EXERCISE DESCRIPTION —
The answer should consist of each line below that contains the word "items".

--- DATA FOR THIS EXERCISE Enclosed Below ---

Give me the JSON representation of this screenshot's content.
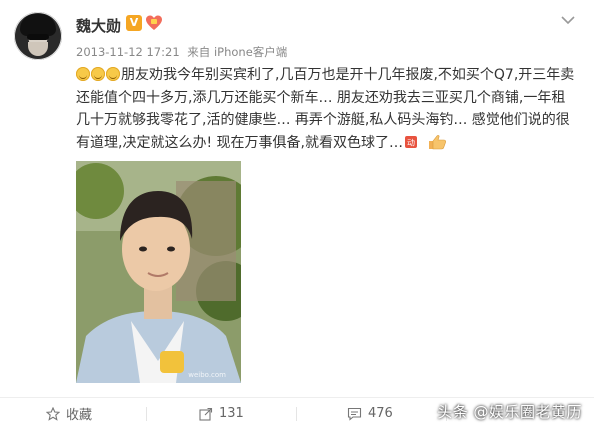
{
  "post": {
    "username": "魏大勋",
    "verified_badge": "V",
    "timestamp": "2013-11-12 17:21",
    "source": "来自 iPhone客户端",
    "content_lines": [
      "朋友劝我今年别买宾利了,几百万也是开十几年报废,不如买个Q7,开三年卖",
      "还能值个四十多万,添几万还能买个新车… 朋友还劝我去三亚买几个商铺,一年租",
      "几十万就够我零花了,活的健康些… 再弄个游艇,私人码头海钓… 感觉他们说的很",
      "有道理,决定就这么办! 现在万事俱备,就看双色球了…"
    ],
    "emoji_count": 3,
    "photo_alt": "selfie",
    "accent": "#f5a623"
  },
  "actions": {
    "favorite_label": "收藏",
    "forward_count": "131",
    "comment_count": "476"
  },
  "watermark": "头条 @娱乐圈老黄历",
  "icons": {
    "favorite": "star-icon",
    "forward": "share-icon",
    "comment": "comment-icon",
    "more": "chevron-down-icon"
  }
}
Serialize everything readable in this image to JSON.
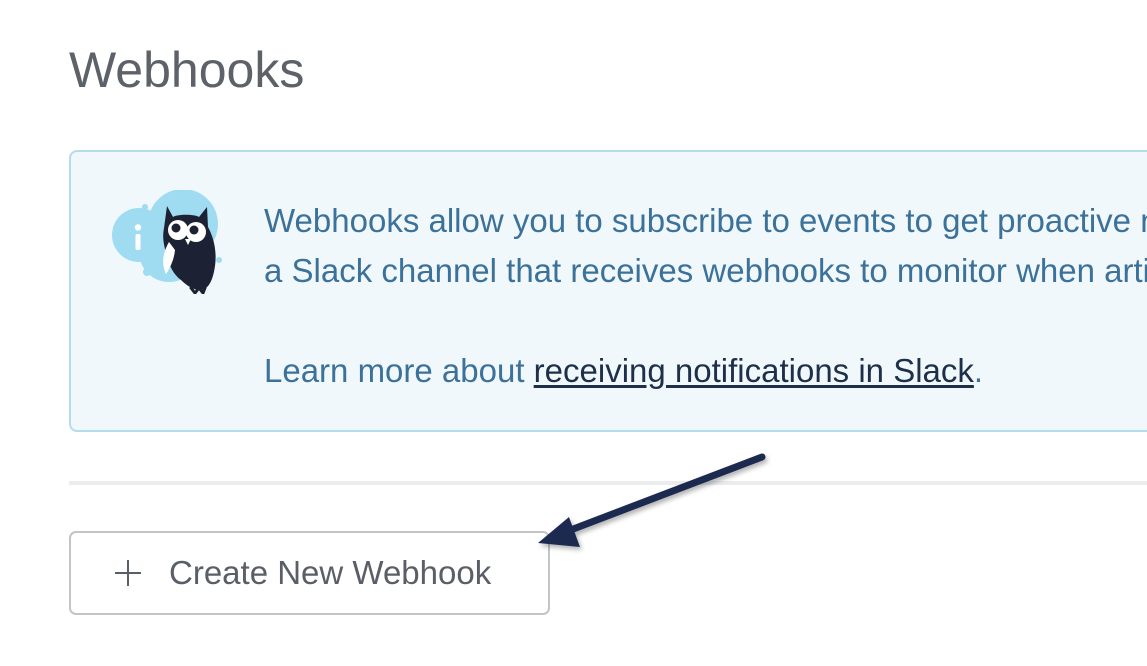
{
  "page": {
    "title": "Webhooks"
  },
  "info": {
    "line1": "Webhooks allow you to subscribe to events to get proactive notifications about changes to your knowledge base. For example, you could set up",
    "line2": "a Slack channel that receives webhooks to monitor when articles are published or updated.",
    "learn_prefix": "Learn more about ",
    "learn_link": "receiving notifications in Slack",
    "learn_suffix": ".",
    "icon": "owl-mascot-icon",
    "accent_color": "#3c7199",
    "background_color": "#f0f8fb"
  },
  "actions": {
    "create_label": "Create New Webhook",
    "create_icon": "plus-icon"
  },
  "annotation": {
    "arrow_color": "#1e2a4f"
  }
}
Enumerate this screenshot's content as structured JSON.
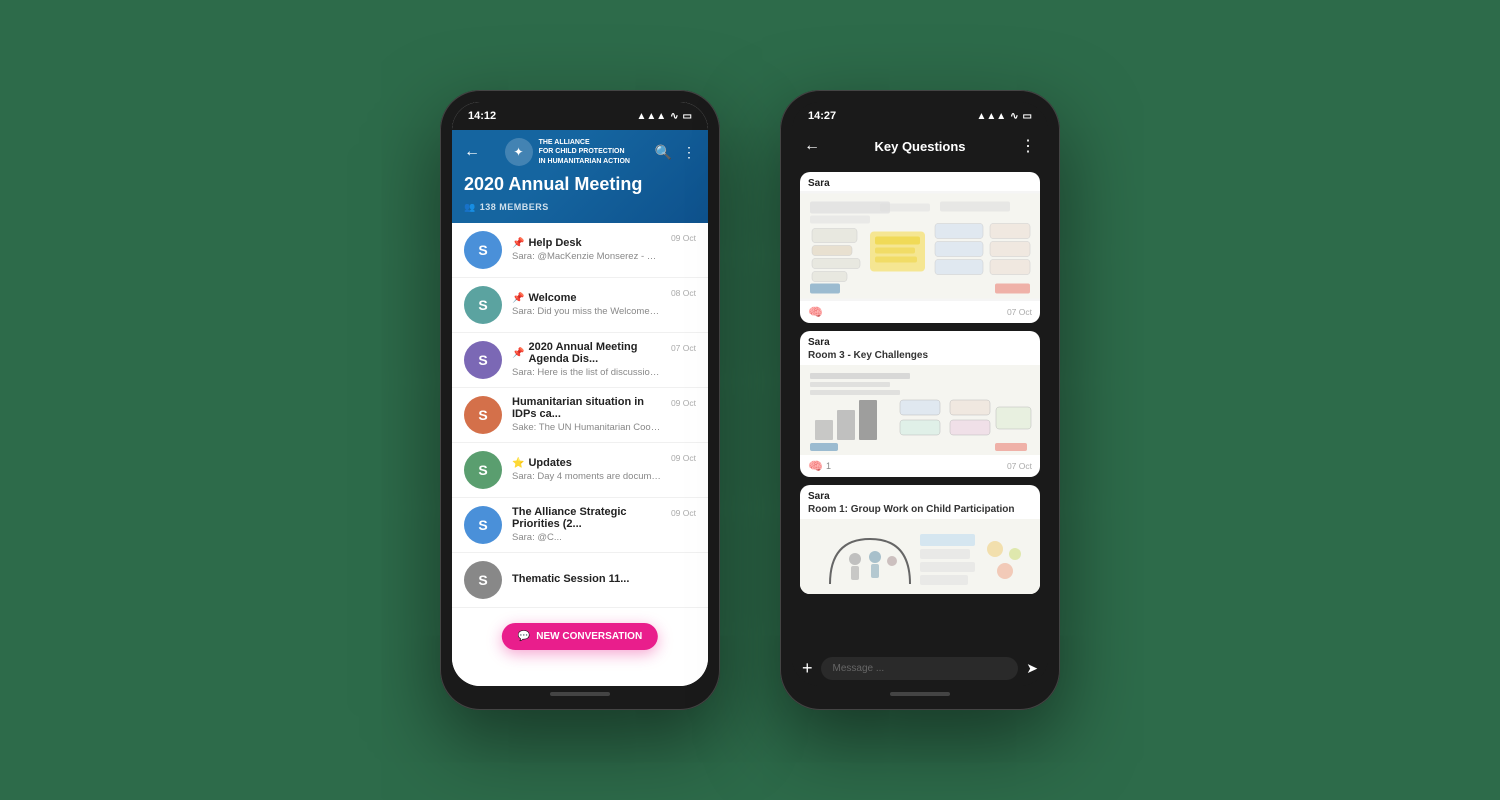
{
  "background": "#2d6b4a",
  "phone1": {
    "status_bar": {
      "time": "14:12",
      "signal": "▲▲▲",
      "wifi": "wifi",
      "battery": "battery"
    },
    "header": {
      "logo_text_line1": "THE ALLIANCE",
      "logo_text_line2": "FOR CHILD PROTECTION",
      "logo_text_line3": "IN HUMANITARIAN ACTION",
      "title": "2020 Annual Meeting",
      "members_count": "138 MEMBERS",
      "back_label": "←",
      "search_label": "🔍",
      "more_label": "⋮"
    },
    "channels": [
      {
        "name": "Help Desk",
        "preview": "Sara: @MacKenzie Monserez - did it g...",
        "date": "09 Oct",
        "pinned": true,
        "avatar_color": "av-blue"
      },
      {
        "name": "Welcome",
        "preview": "Sara: Did you miss the Welcome sessio...",
        "date": "08 Oct",
        "pinned": true,
        "avatar_color": "av-teal"
      },
      {
        "name": "2020 Annual Meeting Agenda Dis...",
        "preview": "Sara: Here is the list of discussions thr...",
        "date": "07 Oct",
        "pinned": true,
        "avatar_color": "av-purple"
      },
      {
        "name": "Humanitarian situation in IDPs ca...",
        "preview": "Sake: The UN Humanitarian Coordinat...",
        "date": "09 Oct",
        "pinned": false,
        "avatar_color": "av-orange"
      },
      {
        "name": "Updates",
        "preview": "Sara: Day 4 moments are documented...",
        "date": "09 Oct",
        "pinned": false,
        "star": true,
        "avatar_color": "av-green"
      },
      {
        "name": "The Alliance Strategic Priorities (2...",
        "preview": "Sara: @C...",
        "date": "09 Oct",
        "pinned": false,
        "avatar_color": "av-blue"
      },
      {
        "name": "Thematic Session 11...",
        "preview": "",
        "date": "",
        "pinned": false,
        "avatar_color": "av-gray"
      }
    ],
    "new_conversation_label": "NEW CONVERSATION"
  },
  "phone2": {
    "status_bar": {
      "time": "14:27",
      "signal": "▲▲▲",
      "wifi": "wifi",
      "battery": "battery"
    },
    "header": {
      "back_label": "←",
      "title": "Key Questions",
      "more_label": "⋮"
    },
    "messages": [
      {
        "sender": "Sara",
        "subtitle": null,
        "image_label": "sketch_questions",
        "reaction": "🧠",
        "reaction_count": null,
        "date": "07 Oct"
      },
      {
        "sender": "Sara",
        "subtitle": "Room 3 - Key Challenges",
        "image_label": "sketch_challenges",
        "reaction": "🧠",
        "reaction_count": "1",
        "date": "07 Oct"
      },
      {
        "sender": "Sara",
        "subtitle": "Room 1: Group Work on Child Participation",
        "image_label": "sketch_child",
        "reaction": null,
        "reaction_count": null,
        "date": null
      }
    ],
    "input": {
      "placeholder": "Message ...",
      "plus_label": "+",
      "send_label": "➤"
    }
  }
}
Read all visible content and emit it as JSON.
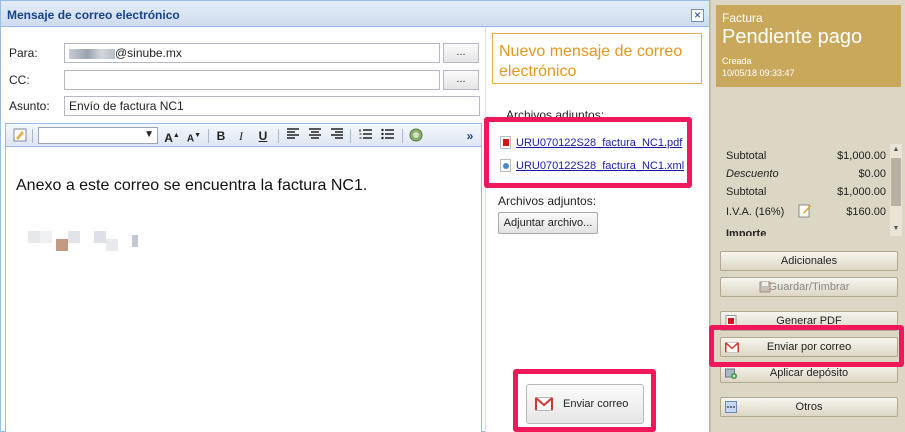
{
  "dialog": {
    "title": "Mensaje de correo electrónico",
    "close_glyph": "×"
  },
  "form": {
    "to_label": "Para:",
    "to_value": "@sinube.mx",
    "cc_label": "CC:",
    "cc_value": "",
    "subject_label": "Asunto:",
    "subject_value": "Envío de factura NC1",
    "lookup_label": "..."
  },
  "toolbar": {
    "icons": [
      "style-icon",
      "font-family-select",
      "grow-font-icon",
      "shrink-font-icon",
      "bold-icon",
      "italic-icon",
      "underline-icon",
      "align-left-icon",
      "align-center-icon",
      "align-right-icon",
      "ordered-list-icon",
      "unordered-list-icon",
      "source-edit-icon",
      "more-icon"
    ],
    "bold": "B",
    "italic": "I",
    "underline": "U",
    "more": "»"
  },
  "editor": {
    "body_text": "Anexo a este correo se encuentra la factura NC1."
  },
  "side": {
    "new_message_title": "Nuevo mensaje de correo electrónico",
    "attachments_heading": "Archivos adjuntos:",
    "attachments": [
      {
        "name": "URU070122S28_factura_NC1.pdf",
        "icon": "pdf-file-icon"
      },
      {
        "name": "URU070122S28_factura_NC1.xml",
        "icon": "xml-file-icon"
      }
    ],
    "attachments_heading_2": "Archivos adjuntos:",
    "attach_button": "Adjuntar archivo...",
    "send_button": "Enviar correo"
  },
  "invoice": {
    "type": "Factura",
    "status": "Pendiente pago",
    "created_label": "Creada",
    "created_at": "10/05/18 09:33:47",
    "status_color": "#c9a85c",
    "totals": [
      {
        "label": "Subtotal",
        "value": "$1,000.00",
        "italic": false
      },
      {
        "label": "Descuento",
        "value": "$0.00",
        "italic": true
      },
      {
        "label": "Subtotal",
        "value": "$1,000.00",
        "italic": false
      },
      {
        "label": "I.V.A. (16%)",
        "value": "$160.00",
        "italic": false
      },
      {
        "label": "Importe",
        "value": "",
        "italic": false
      }
    ],
    "buttons": {
      "additional": "Adicionales",
      "save_stamp": "Guardar/Timbrar",
      "generate_pdf": "Generar PDF",
      "send_email": "Enviar por correo",
      "apply_deposit": "Aplicar depósito",
      "others": "Otros"
    }
  },
  "highlight_color": "#f0185a"
}
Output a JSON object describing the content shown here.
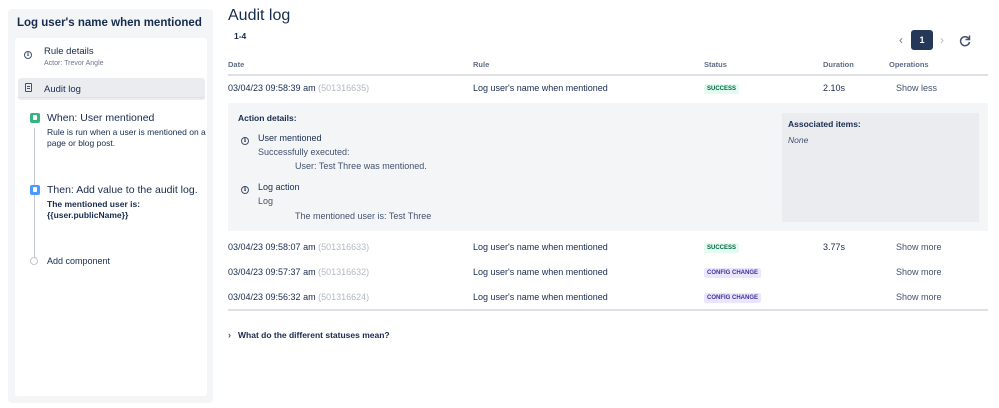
{
  "sidebar": {
    "title": "Log user's name when mentioned",
    "rule_details": {
      "label": "Rule details",
      "actor": "Actor: Trevor Angle"
    },
    "audit_log": {
      "label": "Audit log"
    },
    "trigger": {
      "title": "When: User mentioned",
      "description": "Rule is run when a user is mentioned on a page or blog post."
    },
    "action": {
      "title": "Then: Add value to the audit log.",
      "description": "The mentioned user is: {{user.publicName}}"
    },
    "add_component": "Add component"
  },
  "main": {
    "title": "Audit log",
    "range": "1-4",
    "pagination": {
      "current_page": "1",
      "prev": "‹",
      "next": "›"
    },
    "columns": [
      "Date",
      "Rule",
      "Status",
      "Duration",
      "Operations"
    ],
    "rows": [
      {
        "date": "03/04/23 09:58:39 am",
        "exec_id": "(501316635)",
        "rule": "Log user's name when mentioned",
        "status": "SUCCESS",
        "duration": "2.10s",
        "operation": "Show less"
      },
      {
        "date": "03/04/23 09:58:07 am",
        "exec_id": "(501316633)",
        "rule": "Log user's name when mentioned",
        "status": "SUCCESS",
        "duration": "3.77s",
        "operation": "Show more"
      },
      {
        "date": "03/04/23 09:57:37 am",
        "exec_id": "(501316632)",
        "rule": "Log user's name when mentioned",
        "status": "CONFIG CHANGE",
        "duration": "",
        "operation": "Show more"
      },
      {
        "date": "03/04/23 09:56:32 am",
        "exec_id": "(501316624)",
        "rule": "Log user's name when mentioned",
        "status": "CONFIG CHANGE",
        "duration": "",
        "operation": "Show more"
      }
    ],
    "details": {
      "title": "Action details:",
      "items": [
        {
          "heading": "User mentioned",
          "sub": "Successfully executed:",
          "message": "User: Test Three was mentioned."
        },
        {
          "heading": "Log action",
          "sub": "Log",
          "message": "The mentioned user is: Test Three"
        }
      ],
      "associated_title": "Associated items:",
      "associated_value": "None"
    },
    "faq": "What do the different statuses mean?"
  },
  "colors": {
    "success_bg": "#e3fcef",
    "success_text": "#006644",
    "config_bg": "#eae6ff",
    "config_text": "#403294",
    "pager_active": "#253858"
  }
}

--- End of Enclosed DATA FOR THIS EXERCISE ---

FINAL ANSWER —
      "items": [
      "associated_title": "Associated items:",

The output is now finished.